Chronic Prostatitis

Prostatitis is a misleading and frequently misused diagnosis. It is a term which implies that the source of male urological pain syndromes is arising from an inflamed/infected prostate. Unfortunately, this misconception has led to the erroneous "prostate-centric" approach and treatments typically targeting an infection which is never proven.

Genuine prostatitis may occur in only 5% of men who receive this diagnosis. Patients will present with urinary symptoms and discomfort. In acute cases, fever may occur. The urinalysis is usually abnormal and cultures are positive. I always recommend a localization culture, involving prostate massage, to prove an infectious cause, whenever there is doubt about the diagnosis and the practitioner is tempted in any way to prescribe antibiotics. Why do I feel this way? Because genuine prostatitis requires a longer course of antibiotics, and one of the preferred medications has a black box warning (meaning "may cause serious adverse effects"). In other words, if one feels compelled to commit a patient to 4-6 weeks of any antibiotics, one better be certain about what they are treating!

The other 95% of men with symptoms of prostatitis have Chronic Pelvic Pain Syndrome, or what we call today, Urological Chronic Pelvic Pain Syndrome (UCPPS). Men may experience discomfort or sharp pain in the groin, testicles, penis and/or the perineum (the space between the anus and the scrotum). Pain may be associated with bowel movements, urination and/or sexual activity. About 50% of patients with this condition complain of urinary problems as well as sexual dysfunction.

Urinary complaints include difficulty starting a urinary stream, urinary frequency and urgency and pain or burning when voiding. UCPPS can affect sexual functioning in the following ways: decreased arousal, painful erections, painful ejaculation or dysorgasmia, pain or soreness of the pelvic are after sex.

But please note, a syndrome is a constellation of symptoms affecting an individual and does not represent a final diagnosis. UCPPS is an umbrella designation for a myriad of diagnoses which may be urological, neurological, muscular, colorectal, psychological or a combination of any of these.

Our clinic is dedicated to finding the root cause(s) for the symptoms so that the therapeutic strategies \and prescriptions can be individualized. It is not enough to say, "You have Prostatitis," or, "You have Pelvic Pain Syndrome". In fact it is inappropriate.

In order to effectively treat the condition, we formulate the diagnosis by conducting a thorough interview and by performing a meticulous comprehensive clinical exam. In this manner, we not only avoid unnecessary invasive procedures and testing, we also avoid one size fits all therapies which are expensive and of no benefit.

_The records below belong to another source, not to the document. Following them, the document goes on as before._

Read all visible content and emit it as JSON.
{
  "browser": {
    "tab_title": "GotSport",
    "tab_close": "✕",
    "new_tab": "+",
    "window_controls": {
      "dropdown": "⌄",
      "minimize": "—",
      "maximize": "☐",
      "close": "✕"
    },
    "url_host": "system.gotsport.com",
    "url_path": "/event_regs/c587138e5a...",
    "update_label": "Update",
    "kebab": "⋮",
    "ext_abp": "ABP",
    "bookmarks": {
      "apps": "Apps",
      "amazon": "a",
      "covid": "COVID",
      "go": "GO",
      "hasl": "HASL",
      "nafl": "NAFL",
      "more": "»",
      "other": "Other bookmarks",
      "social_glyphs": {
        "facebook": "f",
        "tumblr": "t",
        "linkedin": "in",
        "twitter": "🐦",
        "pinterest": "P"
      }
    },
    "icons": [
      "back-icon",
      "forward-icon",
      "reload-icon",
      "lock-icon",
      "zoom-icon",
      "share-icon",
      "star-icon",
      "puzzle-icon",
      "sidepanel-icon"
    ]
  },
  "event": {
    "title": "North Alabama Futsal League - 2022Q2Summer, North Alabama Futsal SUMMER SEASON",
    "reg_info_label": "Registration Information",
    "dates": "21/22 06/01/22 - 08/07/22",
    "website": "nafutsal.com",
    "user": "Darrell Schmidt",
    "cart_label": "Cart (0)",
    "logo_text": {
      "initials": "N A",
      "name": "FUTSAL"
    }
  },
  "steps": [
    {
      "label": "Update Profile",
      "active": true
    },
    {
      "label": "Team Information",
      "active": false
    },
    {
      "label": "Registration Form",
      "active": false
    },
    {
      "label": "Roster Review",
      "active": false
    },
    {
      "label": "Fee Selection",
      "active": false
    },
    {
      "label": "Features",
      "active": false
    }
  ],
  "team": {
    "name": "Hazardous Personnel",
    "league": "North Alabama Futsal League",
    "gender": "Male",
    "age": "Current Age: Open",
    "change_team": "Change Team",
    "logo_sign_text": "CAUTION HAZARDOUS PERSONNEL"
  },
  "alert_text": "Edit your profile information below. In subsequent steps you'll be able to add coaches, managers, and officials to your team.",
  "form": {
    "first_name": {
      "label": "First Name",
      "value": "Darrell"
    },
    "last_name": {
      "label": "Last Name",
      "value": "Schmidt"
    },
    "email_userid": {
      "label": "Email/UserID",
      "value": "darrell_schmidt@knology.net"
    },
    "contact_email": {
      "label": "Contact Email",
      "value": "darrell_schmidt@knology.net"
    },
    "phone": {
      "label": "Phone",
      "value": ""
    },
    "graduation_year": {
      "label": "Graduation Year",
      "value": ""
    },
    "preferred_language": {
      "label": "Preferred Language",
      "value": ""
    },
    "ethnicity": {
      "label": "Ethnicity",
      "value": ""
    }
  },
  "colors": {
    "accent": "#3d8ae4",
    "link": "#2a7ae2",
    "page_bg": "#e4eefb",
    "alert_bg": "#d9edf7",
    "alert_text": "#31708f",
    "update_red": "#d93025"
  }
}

  • Does the patient have an undiagnosed urological condition?
  • Is it a primary colorectal issue?
  • Is it anatomical or is it a functional problem?
  • Are the symptoms arising from abnormalities of the back, torso, legs or feet?
  • Are there predisposing factors due to occupation or recreational activities?
  • Is it caused by an orthopedic issue? The spine or by the peripheral nerves?
  • What role are the muscles and connective tissue playing in causing or perpetuating symptoms?
  • And what about sleep? Stress? Family dynamics?

Men suffering from UCPPS require more than a prostate examination.They require a diagnosis and tailor-made treatment. 

Over 20 years ago, Dr. Potts developed her signature mind-body approach to more thoroughly evaluate men with UCPPS. She also has extensive experience in obtaining and interpreting microbiological tests such as localization cultures of the prostate fluid and testing for atypical organisms such as Ureaplasma and Mycoplasma.